### Entries from a dataset of interfaces
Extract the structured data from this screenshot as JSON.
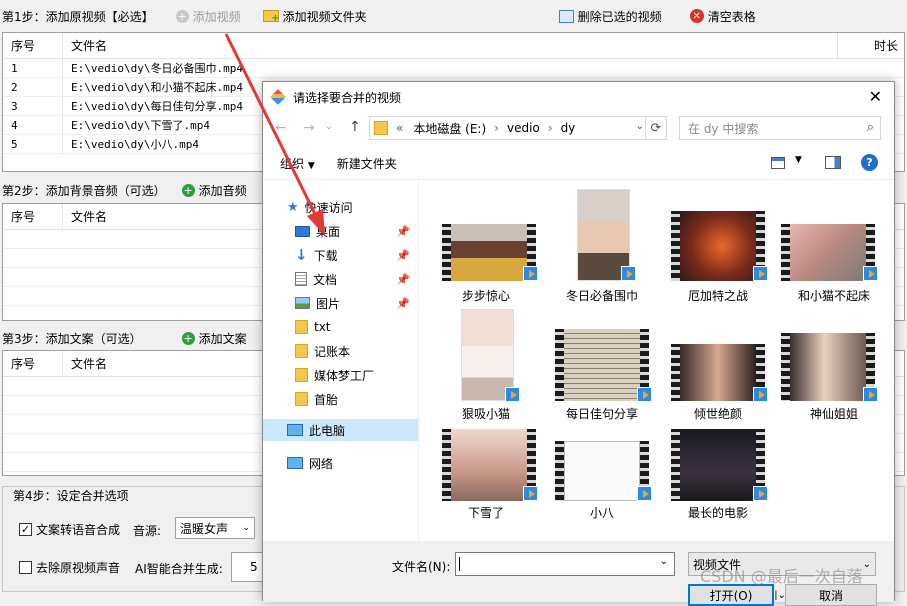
{
  "step1": {
    "label": "第1步：添加原视频【必选】",
    "add_video": "添加视频",
    "add_folder": "添加视频文件夹",
    "delete_selected": "删除已选的视频",
    "clear_table": "清空表格"
  },
  "table1": {
    "col_index": "序号",
    "col_filename": "文件名",
    "col_duration": "时长",
    "rows": [
      {
        "index": "1",
        "filename": "E:\\vedio\\dy\\冬日必备围巾.mp4"
      },
      {
        "index": "2",
        "filename": "E:\\vedio\\dy\\和小猫不起床.mp4"
      },
      {
        "index": "3",
        "filename": "E:\\vedio\\dy\\每日佳句分享.mp4"
      },
      {
        "index": "4",
        "filename": "E:\\vedio\\dy\\下雪了.mp4"
      },
      {
        "index": "5",
        "filename": "E:\\vedio\\dy\\小八.mp4"
      }
    ]
  },
  "step2": {
    "label": "第2步：添加背景音频（可选）",
    "add_audio": "添加音频"
  },
  "table2": {
    "col_index": "序号",
    "col_filename": "文件名"
  },
  "step3": {
    "label": "第3步：添加文案（可选）",
    "add_text": "添加文案"
  },
  "table3": {
    "col_index": "序号",
    "col_filename": "文件名"
  },
  "step4": {
    "label": "第4步：设定合并选项",
    "tts_label": "文案转语音合成",
    "tts_checked": true,
    "voice_label": "音源:",
    "voice_value": "温暖女声",
    "remove_audio_label": "去除原视频声音",
    "remove_audio_checked": false,
    "ai_label": "AI智能合并生成:",
    "ai_value": "5"
  },
  "dialog": {
    "title": "请选择要合并的视频",
    "breadcrumb": [
      "«",
      "本地磁盘 (E:)",
      "vedio",
      "dy"
    ],
    "search_placeholder": "在 dy 中搜索",
    "organize": "组织",
    "new_folder": "新建文件夹",
    "nav": {
      "quick_access": "快速访问",
      "items": [
        "桌面",
        "下载",
        "文档",
        "图片",
        "txt",
        "记账本",
        "媒体梦工厂",
        "首胎"
      ],
      "this_pc": "此电脑",
      "network": "网络"
    },
    "files": [
      "步步惊心",
      "冬日必备围巾",
      "厄加特之战",
      "和小猫不起床",
      "狠吸小猫",
      "每日佳句分享",
      "倾世绝颜",
      "神仙姐姐",
      "下雪了",
      "小八",
      "最长的电影"
    ],
    "filename_label": "文件名(N):",
    "filename_value": "",
    "filetype": "视频文件",
    "open_button": "打开(O)",
    "cancel_button": "取消"
  },
  "watermark": "CSDN @最后一次自落",
  "colors": {
    "play_blue": "#2a8be0",
    "arrow_red": "#e53935",
    "selected_nav": "#cce8ff",
    "help_blue": "#1f6fd0"
  }
}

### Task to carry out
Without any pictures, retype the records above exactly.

### Answer to the problem
Extract the structured data from this screenshot as JSON.
{
  "step1": {
    "label": "第1步：添加原视频【必选】",
    "add_video": "添加视频",
    "add_folder": "添加视频文件夹",
    "delete_selected": "删除已选的视频",
    "clear_table": "清空表格"
  },
  "table1": {
    "col_index": "序号",
    "col_filename": "文件名",
    "col_duration": "时长",
    "rows": [
      {
        "index": "1",
        "filename": "E:\\vedio\\dy\\冬日必备围巾.mp4"
      },
      {
        "index": "2",
        "filename": "E:\\vedio\\dy\\和小猫不起床.mp4"
      },
      {
        "index": "3",
        "filename": "E:\\vedio\\dy\\每日佳句分享.mp4"
      },
      {
        "index": "4",
        "filename": "E:\\vedio\\dy\\下雪了.mp4"
      },
      {
        "index": "5",
        "filename": "E:\\vedio\\dy\\小八.mp4"
      }
    ]
  },
  "step2": {
    "label": "第2步：添加背景音频（可选）",
    "add_audio": "添加音频"
  },
  "table2": {
    "col_index": "序号",
    "col_filename": "文件名"
  },
  "step3": {
    "label": "第3步：添加文案（可选）",
    "add_text": "添加文案"
  },
  "table3": {
    "col_index": "序号",
    "col_filename": "文件名"
  },
  "step4": {
    "label": "第4步：设定合并选项",
    "tts_label": "文案转语音合成",
    "tts_checked": true,
    "voice_label": "音源:",
    "voice_value": "温暖女声",
    "remove_audio_label": "去除原视频声音",
    "remove_audio_checked": false,
    "ai_label": "AI智能合并生成:",
    "ai_value": "5"
  },
  "dialog": {
    "title": "请选择要合并的视频",
    "breadcrumb": [
      "«",
      "本地磁盘 (E:)",
      "vedio",
      "dy"
    ],
    "search_placeholder": "在 dy 中搜索",
    "organize": "组织",
    "new_folder": "新建文件夹",
    "nav": {
      "quick_access": "快速访问",
      "items": [
        "桌面",
        "下载",
        "文档",
        "图片",
        "txt",
        "记账本",
        "媒体梦工厂",
        "首胎"
      ],
      "this_pc": "此电脑",
      "network": "网络"
    },
    "files": [
      "步步惊心",
      "冬日必备围巾",
      "厄加特之战",
      "和小猫不起床",
      "狠吸小猫",
      "每日佳句分享",
      "倾世绝颜",
      "神仙姐姐",
      "下雪了",
      "小八",
      "最长的电影"
    ],
    "filename_label": "文件名(N):",
    "filename_value": "",
    "filetype": "视频文件",
    "open_button": "打开(O)",
    "cancel_button": "取消"
  },
  "watermark": "CSDN @最后一次自落",
  "colors": {
    "play_blue": "#2a8be0",
    "arrow_red": "#e53935",
    "selected_nav": "#cce8ff",
    "help_blue": "#1f6fd0"
  }
}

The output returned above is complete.